• [Assignment] Lines in the entries below where the word "predicted" shows up should each be copied.

(Dataset rows describing interfaces)
[Start of Attachment]

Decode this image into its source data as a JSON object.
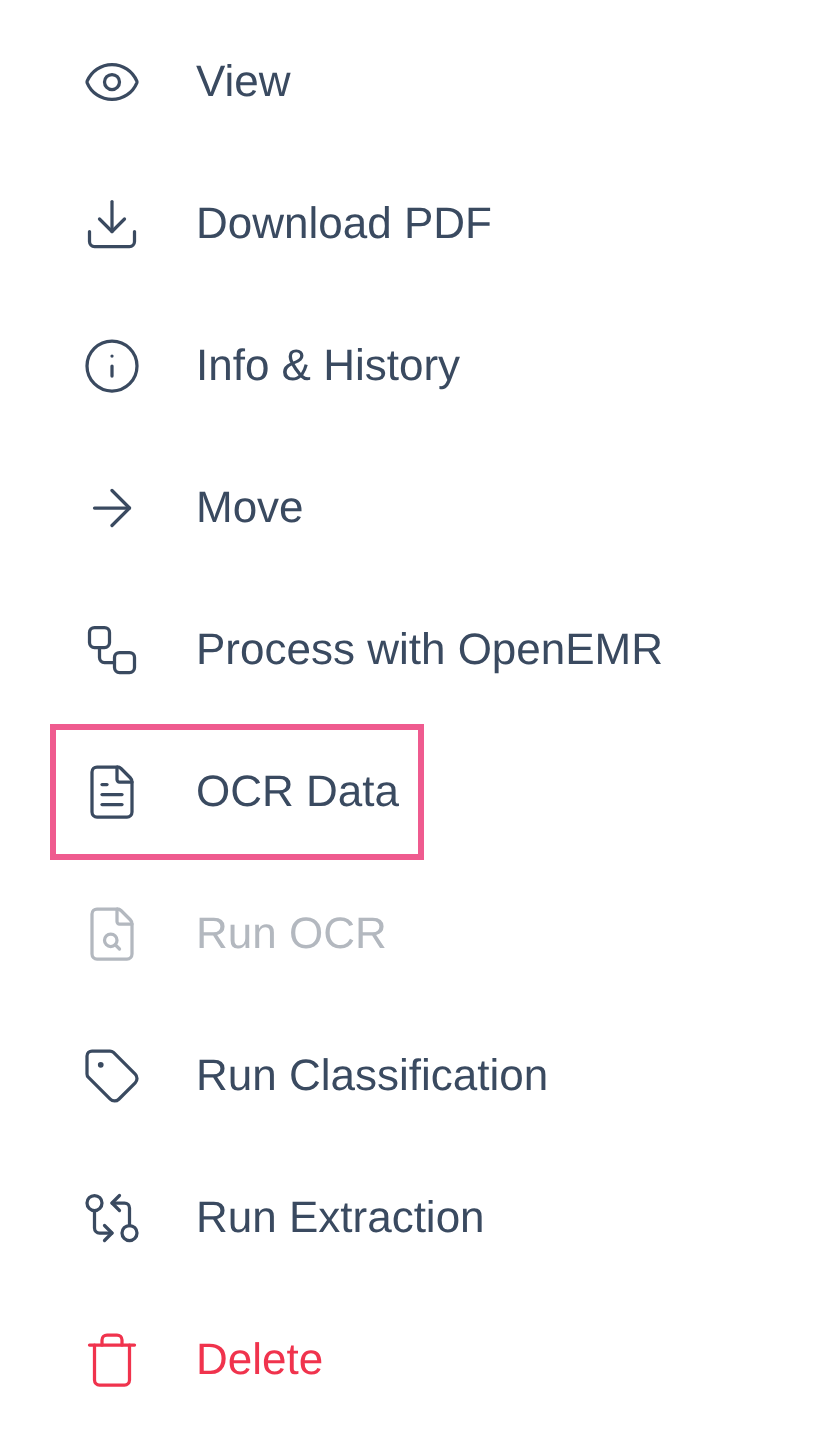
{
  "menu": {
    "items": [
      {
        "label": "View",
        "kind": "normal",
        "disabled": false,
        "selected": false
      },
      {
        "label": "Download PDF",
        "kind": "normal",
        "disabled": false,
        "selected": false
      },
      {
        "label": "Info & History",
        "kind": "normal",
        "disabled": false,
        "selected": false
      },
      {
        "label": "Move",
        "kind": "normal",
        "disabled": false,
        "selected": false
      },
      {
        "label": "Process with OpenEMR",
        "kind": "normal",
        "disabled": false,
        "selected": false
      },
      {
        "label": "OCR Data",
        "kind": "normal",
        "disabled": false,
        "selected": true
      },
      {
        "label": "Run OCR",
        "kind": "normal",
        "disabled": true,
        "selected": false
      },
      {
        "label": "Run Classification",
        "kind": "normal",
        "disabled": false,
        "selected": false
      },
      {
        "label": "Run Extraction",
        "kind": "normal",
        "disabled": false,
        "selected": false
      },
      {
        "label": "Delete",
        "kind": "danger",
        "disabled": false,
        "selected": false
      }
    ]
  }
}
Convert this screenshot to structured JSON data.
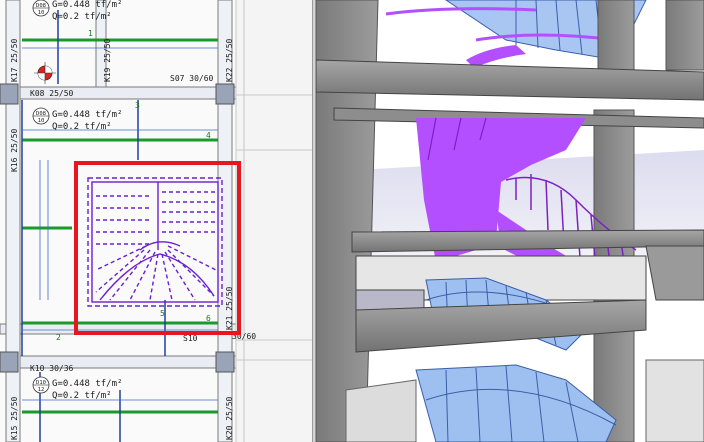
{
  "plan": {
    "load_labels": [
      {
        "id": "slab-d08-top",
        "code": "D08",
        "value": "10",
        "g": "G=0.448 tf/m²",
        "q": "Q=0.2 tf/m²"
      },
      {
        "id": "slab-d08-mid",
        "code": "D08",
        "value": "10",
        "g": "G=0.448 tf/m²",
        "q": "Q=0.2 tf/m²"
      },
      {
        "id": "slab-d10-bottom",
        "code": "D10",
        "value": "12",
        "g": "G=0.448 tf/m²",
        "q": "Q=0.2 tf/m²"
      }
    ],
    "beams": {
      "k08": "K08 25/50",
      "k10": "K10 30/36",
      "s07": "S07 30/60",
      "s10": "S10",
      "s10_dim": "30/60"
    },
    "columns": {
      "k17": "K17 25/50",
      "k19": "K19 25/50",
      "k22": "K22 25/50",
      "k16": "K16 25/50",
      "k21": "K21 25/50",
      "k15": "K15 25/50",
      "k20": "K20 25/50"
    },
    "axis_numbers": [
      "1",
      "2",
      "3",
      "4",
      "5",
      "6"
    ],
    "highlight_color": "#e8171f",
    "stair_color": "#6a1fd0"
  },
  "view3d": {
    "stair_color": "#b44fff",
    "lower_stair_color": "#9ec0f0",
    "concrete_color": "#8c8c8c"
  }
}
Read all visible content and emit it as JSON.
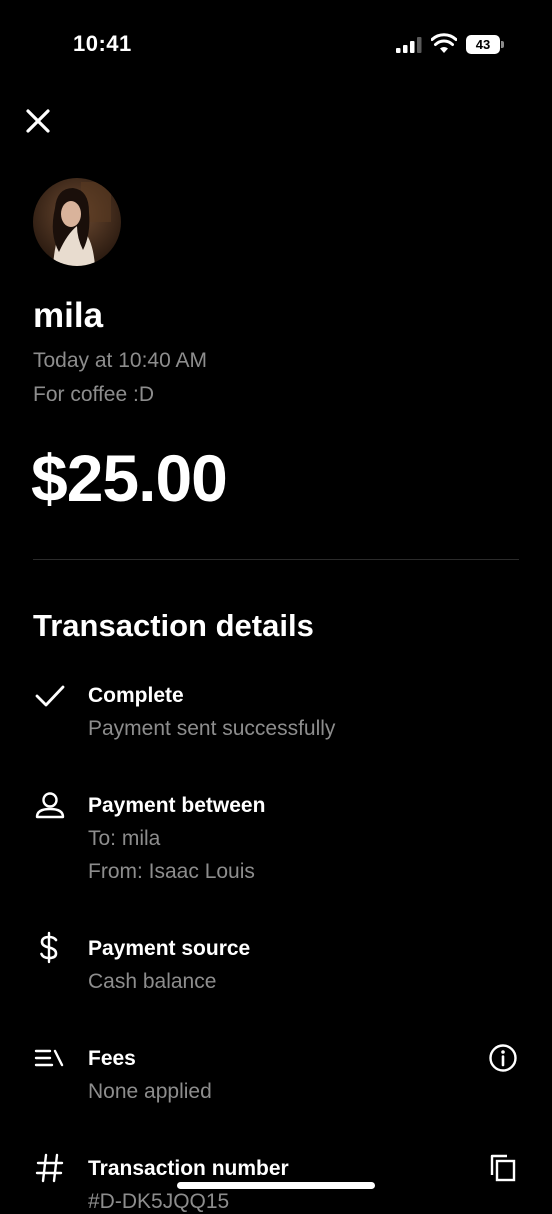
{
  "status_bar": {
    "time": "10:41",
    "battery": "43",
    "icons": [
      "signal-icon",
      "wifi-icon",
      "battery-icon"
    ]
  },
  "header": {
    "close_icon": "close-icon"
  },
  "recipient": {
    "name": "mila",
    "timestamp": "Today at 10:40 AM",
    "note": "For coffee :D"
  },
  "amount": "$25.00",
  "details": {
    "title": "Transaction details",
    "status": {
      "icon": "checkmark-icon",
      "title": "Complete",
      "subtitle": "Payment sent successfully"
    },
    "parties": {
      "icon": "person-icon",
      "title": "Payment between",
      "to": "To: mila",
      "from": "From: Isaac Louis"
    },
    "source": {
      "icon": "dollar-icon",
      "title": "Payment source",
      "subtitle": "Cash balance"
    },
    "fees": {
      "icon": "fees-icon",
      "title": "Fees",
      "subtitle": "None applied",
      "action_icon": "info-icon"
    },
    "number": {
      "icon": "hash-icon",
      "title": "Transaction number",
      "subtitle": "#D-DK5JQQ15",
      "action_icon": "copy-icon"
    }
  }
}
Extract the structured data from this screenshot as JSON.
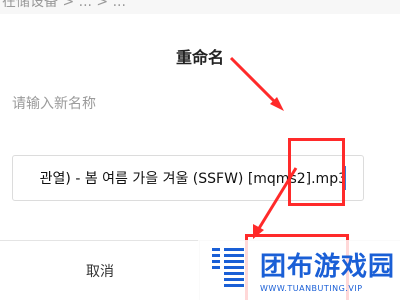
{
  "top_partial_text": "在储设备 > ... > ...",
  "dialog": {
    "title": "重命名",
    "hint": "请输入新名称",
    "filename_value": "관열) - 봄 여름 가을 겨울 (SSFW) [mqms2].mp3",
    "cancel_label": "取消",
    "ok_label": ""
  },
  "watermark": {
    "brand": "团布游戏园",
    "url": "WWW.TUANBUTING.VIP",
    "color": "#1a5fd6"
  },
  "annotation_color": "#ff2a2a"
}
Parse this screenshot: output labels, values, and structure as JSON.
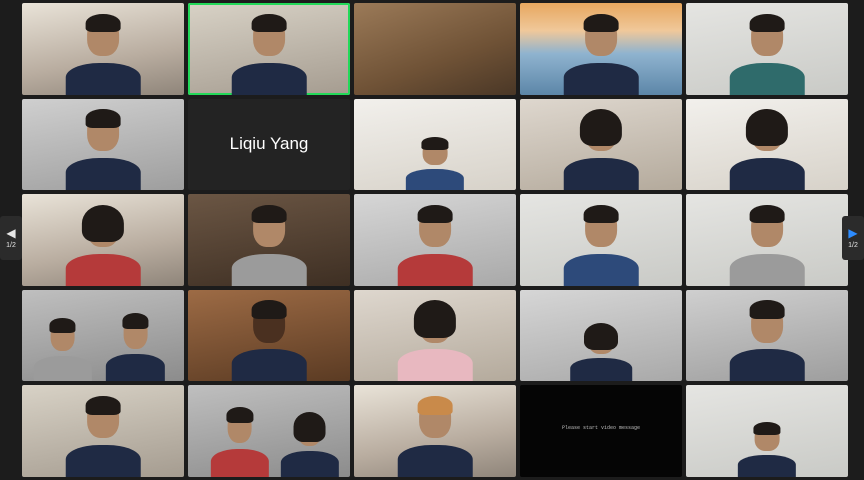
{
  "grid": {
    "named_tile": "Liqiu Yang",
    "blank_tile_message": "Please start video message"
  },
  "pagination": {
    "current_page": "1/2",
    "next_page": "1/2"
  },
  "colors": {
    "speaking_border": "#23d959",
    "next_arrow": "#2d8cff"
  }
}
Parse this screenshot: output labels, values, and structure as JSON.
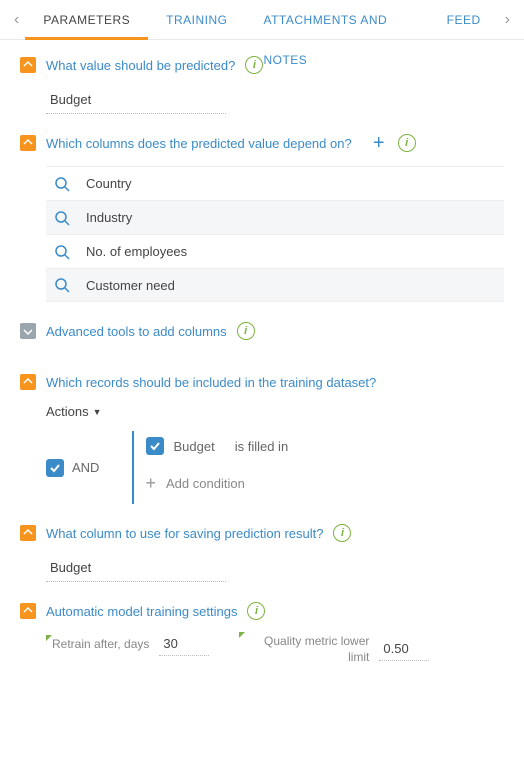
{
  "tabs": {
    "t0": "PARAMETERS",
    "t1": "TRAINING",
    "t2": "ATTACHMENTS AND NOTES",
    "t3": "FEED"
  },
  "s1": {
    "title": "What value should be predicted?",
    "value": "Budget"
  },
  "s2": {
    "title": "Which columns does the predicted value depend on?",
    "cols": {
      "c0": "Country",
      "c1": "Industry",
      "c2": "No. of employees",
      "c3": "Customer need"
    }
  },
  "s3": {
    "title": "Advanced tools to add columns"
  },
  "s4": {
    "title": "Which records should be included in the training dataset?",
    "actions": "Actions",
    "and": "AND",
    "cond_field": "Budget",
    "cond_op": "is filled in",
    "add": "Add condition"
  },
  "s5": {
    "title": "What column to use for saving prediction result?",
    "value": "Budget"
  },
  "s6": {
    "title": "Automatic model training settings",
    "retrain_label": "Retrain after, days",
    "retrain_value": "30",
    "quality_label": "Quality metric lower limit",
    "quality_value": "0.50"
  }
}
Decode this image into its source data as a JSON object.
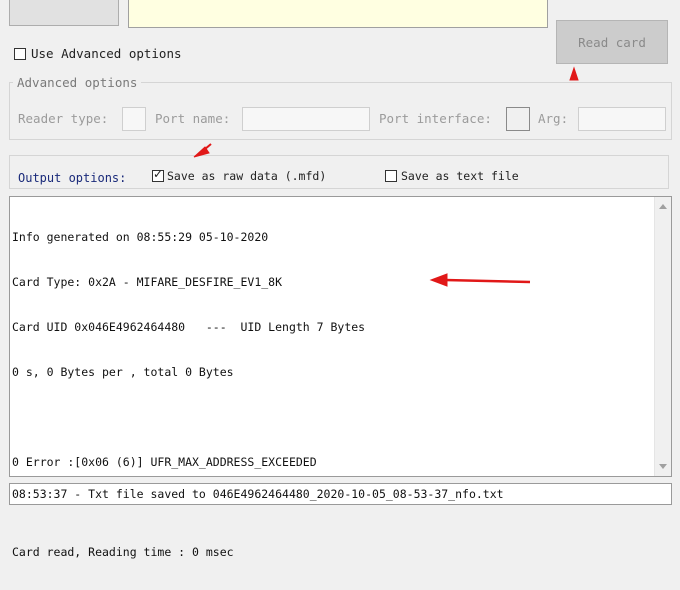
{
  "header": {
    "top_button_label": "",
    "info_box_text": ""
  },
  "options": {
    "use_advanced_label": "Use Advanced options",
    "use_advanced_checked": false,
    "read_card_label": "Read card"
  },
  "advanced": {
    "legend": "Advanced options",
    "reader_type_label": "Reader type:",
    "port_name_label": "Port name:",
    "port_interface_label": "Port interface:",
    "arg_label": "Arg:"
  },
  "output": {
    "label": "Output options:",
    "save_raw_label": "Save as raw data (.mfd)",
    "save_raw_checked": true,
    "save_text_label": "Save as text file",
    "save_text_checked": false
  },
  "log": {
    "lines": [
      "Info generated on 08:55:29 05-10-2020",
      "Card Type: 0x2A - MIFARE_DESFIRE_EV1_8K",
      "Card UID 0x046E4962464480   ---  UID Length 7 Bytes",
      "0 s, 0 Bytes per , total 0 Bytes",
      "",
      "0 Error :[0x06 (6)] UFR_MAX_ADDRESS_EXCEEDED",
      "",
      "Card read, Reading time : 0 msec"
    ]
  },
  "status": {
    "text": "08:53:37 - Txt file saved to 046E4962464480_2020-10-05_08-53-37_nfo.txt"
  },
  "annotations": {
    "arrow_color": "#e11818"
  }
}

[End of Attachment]

• [Exercise output]
    "title": "What value should be predicted?",
    "title": "Which columns does the predicted value depend on?",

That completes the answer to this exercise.